This movement was nipped in the bud when “The head of Germany’s Federal Criminal Police, Holger Muench, said officers searched about 150 locations across the country.
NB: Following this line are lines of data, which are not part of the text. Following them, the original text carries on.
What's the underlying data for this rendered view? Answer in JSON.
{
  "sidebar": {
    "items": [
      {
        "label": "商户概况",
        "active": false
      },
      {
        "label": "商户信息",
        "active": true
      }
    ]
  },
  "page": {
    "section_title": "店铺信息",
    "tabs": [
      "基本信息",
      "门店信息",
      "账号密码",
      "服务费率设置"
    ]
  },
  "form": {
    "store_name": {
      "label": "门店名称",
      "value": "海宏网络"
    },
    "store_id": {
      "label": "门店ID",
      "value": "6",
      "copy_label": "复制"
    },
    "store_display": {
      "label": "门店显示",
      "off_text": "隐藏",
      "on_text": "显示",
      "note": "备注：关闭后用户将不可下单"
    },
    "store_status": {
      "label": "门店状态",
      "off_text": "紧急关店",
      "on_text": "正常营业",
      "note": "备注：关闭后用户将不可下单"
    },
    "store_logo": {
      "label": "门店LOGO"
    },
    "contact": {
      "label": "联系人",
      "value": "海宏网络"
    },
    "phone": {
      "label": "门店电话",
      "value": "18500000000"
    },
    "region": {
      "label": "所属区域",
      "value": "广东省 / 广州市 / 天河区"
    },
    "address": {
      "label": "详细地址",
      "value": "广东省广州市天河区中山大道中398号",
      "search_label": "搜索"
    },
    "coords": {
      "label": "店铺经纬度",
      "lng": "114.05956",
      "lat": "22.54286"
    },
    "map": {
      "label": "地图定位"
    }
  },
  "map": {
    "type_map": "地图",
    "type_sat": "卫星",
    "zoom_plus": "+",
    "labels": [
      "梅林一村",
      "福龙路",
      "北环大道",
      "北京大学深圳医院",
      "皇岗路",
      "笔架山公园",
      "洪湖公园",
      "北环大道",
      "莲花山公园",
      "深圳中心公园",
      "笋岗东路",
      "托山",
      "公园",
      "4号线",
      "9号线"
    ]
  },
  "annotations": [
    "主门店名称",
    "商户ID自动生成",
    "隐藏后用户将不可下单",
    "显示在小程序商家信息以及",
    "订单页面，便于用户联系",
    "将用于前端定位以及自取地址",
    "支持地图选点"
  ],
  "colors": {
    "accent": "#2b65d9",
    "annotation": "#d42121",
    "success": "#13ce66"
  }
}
At about 50 locations they found weapons, he told public broadcaster ZDF late Wednesday, without elaborating.”

The decisive and swift use of the law to prevent these attempted subversions of the democratic process is in stark contrast to the ubiquitous legal foot-dragging, congressional drivel and populist excuses of US lawmakers in prosecuting the promulgator of an actual insurrection that took the lives of government employees trying to defend the execution of democratic proceedings.

In both Germany and Peru’s case last week, the actions were pre-emptive in nature and so no violence, apart from fringe group protests, emerged.
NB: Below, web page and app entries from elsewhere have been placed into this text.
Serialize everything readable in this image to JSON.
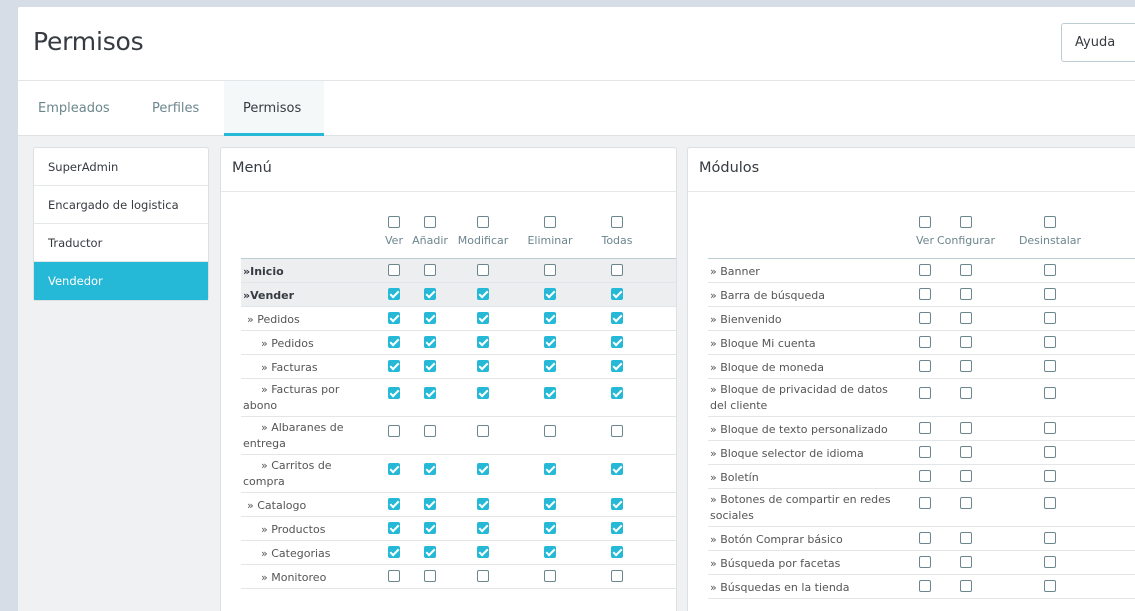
{
  "header": {
    "title": "Permisos",
    "help_label": "Ayuda"
  },
  "tabs": [
    {
      "label": "Empleados",
      "active": false
    },
    {
      "label": "Perfiles",
      "active": false
    },
    {
      "label": "Permisos",
      "active": true
    }
  ],
  "profiles": [
    {
      "label": "SuperAdmin",
      "active": false
    },
    {
      "label": "Encargado de logistica",
      "active": false
    },
    {
      "label": "Traductor",
      "active": false
    },
    {
      "label": "Vendedor",
      "active": true
    }
  ],
  "menu_panel": {
    "title": "Menú",
    "columns": [
      "Ver",
      "Añadir",
      "Modificar",
      "Eliminar",
      "Todas"
    ],
    "rows": [
      {
        "label": "»Inicio",
        "bold": true,
        "indent": 0,
        "checked": [
          false,
          false,
          false,
          false,
          false
        ]
      },
      {
        "label": "»Vender",
        "bold": true,
        "indent": 0,
        "checked": [
          true,
          true,
          true,
          true,
          true
        ]
      },
      {
        "label": "» Pedidos",
        "bold": false,
        "indent": 1,
        "checked": [
          true,
          true,
          true,
          true,
          true
        ]
      },
      {
        "label": "» Pedidos",
        "bold": false,
        "indent": 2,
        "checked": [
          true,
          true,
          true,
          true,
          true
        ]
      },
      {
        "label": "» Facturas",
        "bold": false,
        "indent": 2,
        "checked": [
          true,
          true,
          true,
          true,
          true
        ]
      },
      {
        "label": "» Facturas por abono",
        "bold": false,
        "indent": 2,
        "checked": [
          true,
          true,
          true,
          true,
          true
        ]
      },
      {
        "label": "» Albaranes de entrega",
        "bold": false,
        "indent": 2,
        "checked": [
          false,
          false,
          false,
          false,
          false
        ]
      },
      {
        "label": "» Carritos de compra",
        "bold": false,
        "indent": 2,
        "checked": [
          true,
          true,
          true,
          true,
          true
        ]
      },
      {
        "label": "» Catalogo",
        "bold": false,
        "indent": 1,
        "checked": [
          true,
          true,
          true,
          true,
          true
        ]
      },
      {
        "label": "» Productos",
        "bold": false,
        "indent": 2,
        "checked": [
          true,
          true,
          true,
          true,
          true
        ]
      },
      {
        "label": "» Categorias",
        "bold": false,
        "indent": 2,
        "checked": [
          true,
          true,
          true,
          true,
          true
        ]
      },
      {
        "label": "» Monitoreo",
        "bold": false,
        "indent": 2,
        "checked": [
          false,
          false,
          false,
          false,
          false
        ]
      }
    ]
  },
  "modules_panel": {
    "title": "Módulos",
    "columns": [
      "Ver",
      "Configurar",
      "Desinstalar"
    ],
    "rows": [
      {
        "label": "» Banner",
        "checked": [
          false,
          false,
          false
        ]
      },
      {
        "label": "» Barra de búsqueda",
        "checked": [
          false,
          false,
          false
        ]
      },
      {
        "label": "» Bienvenido",
        "checked": [
          false,
          false,
          false
        ]
      },
      {
        "label": "» Bloque Mi cuenta",
        "checked": [
          false,
          false,
          false
        ]
      },
      {
        "label": "» Bloque de moneda",
        "checked": [
          false,
          false,
          false
        ]
      },
      {
        "label": "» Bloque de privacidad de datos del cliente",
        "checked": [
          false,
          false,
          false
        ]
      },
      {
        "label": "» Bloque de texto personalizado",
        "checked": [
          false,
          false,
          false
        ]
      },
      {
        "label": "» Bloque selector de idioma",
        "checked": [
          false,
          false,
          false
        ]
      },
      {
        "label": "» Boletín",
        "checked": [
          false,
          false,
          false
        ]
      },
      {
        "label": "» Botones de compartir en redes sociales",
        "checked": [
          false,
          false,
          false
        ]
      },
      {
        "label": "» Botón Comprar básico",
        "checked": [
          false,
          false,
          false
        ]
      },
      {
        "label": "» Búsqueda por facetas",
        "checked": [
          false,
          false,
          false
        ]
      },
      {
        "label": "» Búsquedas en la tienda",
        "checked": [
          false,
          false,
          false
        ]
      }
    ]
  },
  "colors": {
    "accent": "#25b9d7",
    "text": "#363a41",
    "muted": "#6c868e"
  }
}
How is it that the United States, which projects its status as a defender of democratic principles under the rule of law, cannot, for the life of it, bring prosecutorial actions successfully against high profile instigators of treason and insurrection, never mind the fraud, sexual assault, tax evasion and foreign influence peddling that Donal Trump is likely guilty of?

What is it about the US political structure that renders its claims of democratic defender laughable in comparison with what can only be described as the more developed democracies of Germany and Peru?

It will be interesting to see what the outcome of the January 6 investigations actually are as it pertains to Trump and his enablers.

But for the current moment, to the entire world ex of most Americans, the US appears to have regressed to the status of “developing nation”, at least politically speaking.

What do you think?

James West

Editor and Publisher

James West founded Midas Letter in 2008 and has since been covering the best of Canadian and US small cap companies. He covers global economics, monetary policy, geopolitical evolution, political corruption, commodities, cannabis and cryptocurrencies. As an active market participant, James is not a journalist and is invariably discussing markets...
More Info...

[email protected]

Midas Letter is provided as a source of information only, and is in no way to be construed as investment advice. James West, the author and publisher of the Midas Letter, is not authorized to provide investor advice, and provides this information only to readers who are interested in knowing what he is investing in and how he reaches such decisions.

Investing in emerging public companies involves a high degree of risk and investors in such companies could lose all their money. Always consult a duly accredited investment professional in your jurisdiction prior to making any investment decision.

Midas Letter occasionally accepts fees for advertising and sponsorship from public companies featured on this site. James West and/or Midas Letter may also receive compensation from companies affiliated with companies featured on this site. James West and/or Midas Letter also invests in companies on this site and so readers should view all information on this site as biased.